“I knew I needed help, but I didn’t know where to turn, until a friend told me she had been treated by a hypnotherapist Russell Hemmings for anxiety issues and felt completely in control of her life again. Though I was sceptical that anyone could help me, I decided in January this year that I was in such a bad way that I had no choice but to try. If I hadn’t met Russell, I wouldn’t know what I know now; that I was suffering from post-traumatic stress disorder,’’ says Fiona.

“Meeting him was a revelation. He literally gave me my life back. Almost as soon as I met him, he put me at ease and I started discussing my drinking and agoraphobia issues. Initially I didn’t mention that I was a tsunami survivor but he recognised that things didn’t add up and there must be a cause for my behaviour.’’

Russell used cognitive behavioural therapy and a specialist hypnotherapy technique know as ‘disassociation’ to unlock the trapped memory and allow Fiona to revisit the trauma from a different perspective and a ‘safe place’. “This type of hypnotherapy works at a deeper level so that the negative thoughts buried deep in the unconscious mind can be brought to the surface and alleviated,’’ says Russell. He explains that he had successfully helped people who had a fear of flying so he was sure he would be able to help Fiona as well.

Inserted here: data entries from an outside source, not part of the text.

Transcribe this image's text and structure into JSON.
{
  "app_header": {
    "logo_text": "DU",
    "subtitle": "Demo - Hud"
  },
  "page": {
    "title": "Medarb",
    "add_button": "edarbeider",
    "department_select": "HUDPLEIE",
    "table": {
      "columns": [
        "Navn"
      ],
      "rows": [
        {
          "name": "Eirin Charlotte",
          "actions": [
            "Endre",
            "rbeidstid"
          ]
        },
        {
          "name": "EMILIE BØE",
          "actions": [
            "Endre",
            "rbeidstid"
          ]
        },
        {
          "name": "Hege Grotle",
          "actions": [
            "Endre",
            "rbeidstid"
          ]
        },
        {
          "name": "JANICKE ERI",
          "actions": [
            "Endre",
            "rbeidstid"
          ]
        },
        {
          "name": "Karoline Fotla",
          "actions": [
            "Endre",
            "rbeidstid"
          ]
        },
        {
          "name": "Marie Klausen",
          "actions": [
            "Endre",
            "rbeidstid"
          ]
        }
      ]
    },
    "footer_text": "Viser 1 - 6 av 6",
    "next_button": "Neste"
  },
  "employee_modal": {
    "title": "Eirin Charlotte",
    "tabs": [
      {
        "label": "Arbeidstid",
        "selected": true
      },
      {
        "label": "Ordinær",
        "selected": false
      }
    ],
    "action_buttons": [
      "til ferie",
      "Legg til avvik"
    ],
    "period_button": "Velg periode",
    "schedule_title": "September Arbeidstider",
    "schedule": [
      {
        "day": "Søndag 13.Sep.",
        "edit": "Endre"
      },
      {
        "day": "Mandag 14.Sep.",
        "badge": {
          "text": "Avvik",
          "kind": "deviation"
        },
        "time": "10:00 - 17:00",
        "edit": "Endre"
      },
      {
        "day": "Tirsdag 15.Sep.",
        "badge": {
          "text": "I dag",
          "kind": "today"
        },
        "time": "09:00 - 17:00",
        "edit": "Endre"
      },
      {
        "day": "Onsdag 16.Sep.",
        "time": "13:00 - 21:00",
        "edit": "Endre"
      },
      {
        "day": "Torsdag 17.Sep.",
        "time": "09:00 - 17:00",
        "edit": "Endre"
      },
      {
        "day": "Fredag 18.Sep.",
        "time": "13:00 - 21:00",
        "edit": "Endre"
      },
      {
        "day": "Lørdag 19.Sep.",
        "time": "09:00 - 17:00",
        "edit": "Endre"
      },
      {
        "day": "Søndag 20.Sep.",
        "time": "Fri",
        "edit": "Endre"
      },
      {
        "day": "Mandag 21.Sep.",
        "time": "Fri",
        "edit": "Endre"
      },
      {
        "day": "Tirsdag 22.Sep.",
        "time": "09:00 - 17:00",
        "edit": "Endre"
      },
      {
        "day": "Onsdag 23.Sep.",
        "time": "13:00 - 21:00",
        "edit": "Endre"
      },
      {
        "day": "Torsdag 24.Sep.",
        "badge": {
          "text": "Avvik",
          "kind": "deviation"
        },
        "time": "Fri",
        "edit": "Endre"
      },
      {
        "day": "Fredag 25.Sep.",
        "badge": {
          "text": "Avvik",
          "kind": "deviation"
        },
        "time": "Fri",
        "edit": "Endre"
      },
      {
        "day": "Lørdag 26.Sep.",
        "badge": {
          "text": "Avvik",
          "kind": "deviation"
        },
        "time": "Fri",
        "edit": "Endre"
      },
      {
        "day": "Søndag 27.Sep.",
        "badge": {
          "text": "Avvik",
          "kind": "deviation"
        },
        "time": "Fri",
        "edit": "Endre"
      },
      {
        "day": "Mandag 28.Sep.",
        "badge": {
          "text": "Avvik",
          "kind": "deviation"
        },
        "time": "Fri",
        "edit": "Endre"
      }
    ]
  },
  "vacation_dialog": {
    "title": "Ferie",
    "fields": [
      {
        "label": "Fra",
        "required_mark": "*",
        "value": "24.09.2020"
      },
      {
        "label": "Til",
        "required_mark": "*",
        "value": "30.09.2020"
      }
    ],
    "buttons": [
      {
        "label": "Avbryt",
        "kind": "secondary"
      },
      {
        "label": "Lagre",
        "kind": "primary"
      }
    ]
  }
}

Fiona is full of praise for Russell. “After just one session, though I was tearful, I felt an overwhelming sense of relief and calm for the first time in years,’’ she says. “He has the ability to draw things out gently and it was when he fully understood what I’d been through that he explained I had what is called a ‘trapped memory’, which is a common symptom of post-traumatic stress disorder.

He used a metaphor that described perfectly how I felt. He said it was an emotional splinter that was buried deep in my mind and that he was going to use hypnotherapy to draw it out. He said it might cause emotional pain at first, – just like a physical splinter does – but that once it was removed healing could take place.

Says Russell, “It was clear that the memory of the traumatic experience was hurting her, but there are ways in hypnotherapy to help her.’’

After a series of four sessions from mid-January to mid-February, Fiona says she now feels like a new person. “The images of death and destruction became more distant and I could finally come to terms with what had happened to me. It was like I had been rebuilt and that I had hope for the future… I am now able to do all that I used to before the horrific incident happened,’’ she says.